Date & Time
Wednesday, October 11, 2017
Free and open to the public
Seminary Co-op Bookstore
Ted Gregory will discuss "Mary Jane's Ghost: The Legacy of a Murder in Small Town America." He will be joined in conversation by Mary Schmich.
At 57th Street Books
About the book: Summer 1948. In the scenic, remote river town of Oregon, Illinois, a young couple visiting the local lovers’ lane is murdered. The shocking crime garners headlines from Portland, Maine, to Long Beach, California. But after a sweeping manhunt, no one is arrested and the violent deaths of Mary Jane Reed and Stanley Skridla fade into time’s indifference. Fast forward fifty years. Eccentric entrepreneur Michael Arians moves to Oregon, opens a roadhouse, gets elected mayor, and becomes obsessed with the crime. He comes up with a scandalous conspiracy theory and starts to believe that Mary Jane’s ghost is haunting his establishment. He also reaches out to the Chicago Tribune for help. Arians’s letter falls on the desk of general assignment reporter Ted Gregory. For the next thirteen years, while he ricochets from story to story and his newspaper is deconstructed around him, Gregory remains beguiled by the case of the teenaged telephone operator Mary Jane and twenty-eight-year-old Navy vet Stanley—and equally fascinated by Arians’s seemingly hopeless pursuit of whoever murdered them. "Mary Jane’s Ghost" is the story of these two odysseys.

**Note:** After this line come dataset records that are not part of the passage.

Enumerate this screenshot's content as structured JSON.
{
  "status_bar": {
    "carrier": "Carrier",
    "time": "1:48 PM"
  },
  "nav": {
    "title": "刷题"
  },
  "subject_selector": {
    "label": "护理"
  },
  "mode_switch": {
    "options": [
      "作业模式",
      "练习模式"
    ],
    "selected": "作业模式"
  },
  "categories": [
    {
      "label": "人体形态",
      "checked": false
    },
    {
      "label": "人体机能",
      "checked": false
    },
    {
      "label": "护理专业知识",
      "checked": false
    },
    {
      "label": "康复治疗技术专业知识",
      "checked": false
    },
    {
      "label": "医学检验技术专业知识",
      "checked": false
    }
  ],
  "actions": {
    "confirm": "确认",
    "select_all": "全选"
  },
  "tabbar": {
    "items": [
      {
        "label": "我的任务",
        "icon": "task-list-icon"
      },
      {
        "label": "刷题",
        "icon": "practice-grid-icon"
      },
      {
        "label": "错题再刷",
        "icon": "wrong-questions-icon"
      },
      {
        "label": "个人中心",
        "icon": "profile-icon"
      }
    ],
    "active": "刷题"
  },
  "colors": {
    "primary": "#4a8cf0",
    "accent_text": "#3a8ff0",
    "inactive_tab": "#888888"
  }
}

About the author: Ted Gregory is a Pulitzer-prize winning reporter at the Chicago Tribune and co-author of three books: "The Leadership Code" (November 2017), "To Chase A Dream" (2014), and "Our Black Year" (2012). His first solo effort, "Mary Jane’s Ghost," is an offbeat, true-crime saga that centers on one man’s obsession to solve a lovers lane double murder that occurred back in 1948 in scenic Oregon, Ill. To paraphrase one reviewer, the book is part detective story, part road trip and part rumination on newspapers and our need for stories. Gregory lives near Chicago with his family.
About the interlocutor: Mary Theresa Schmich was born in Savannah, Ga., the oldest of eight children, and spent her childhood in Georgia. She attended high school in Phoenix then earned a B.A. at Pomona College in Claremont, Calif. After working in the Pomona admissions office for three years then spending a year in France, she attended journalism school at Stanford. She has worked as a reporter at the Peninsula Times Tribune in Palo Alto, Calif., at the Orlando Sentinel and, since 1985, at the Chicago Tribune. In 1992, after five years a Tribune national correspondent based in Atlanta, she began writing a column, which she has written ever since, except for the year she spent at Harvard on a Nieman fellowship for journalists. She wrote the "Brenda Starr" comic strip for 25 years, until 2010. One of her columns, loosely known as “Wear Sunscreen,” has been a bestselling book and CD. She won the 2012 Pulitzer Prize for Commentary. A collection of her columns has been released as a book, "Even the Terrible Things Seem Beautiful to Me Now."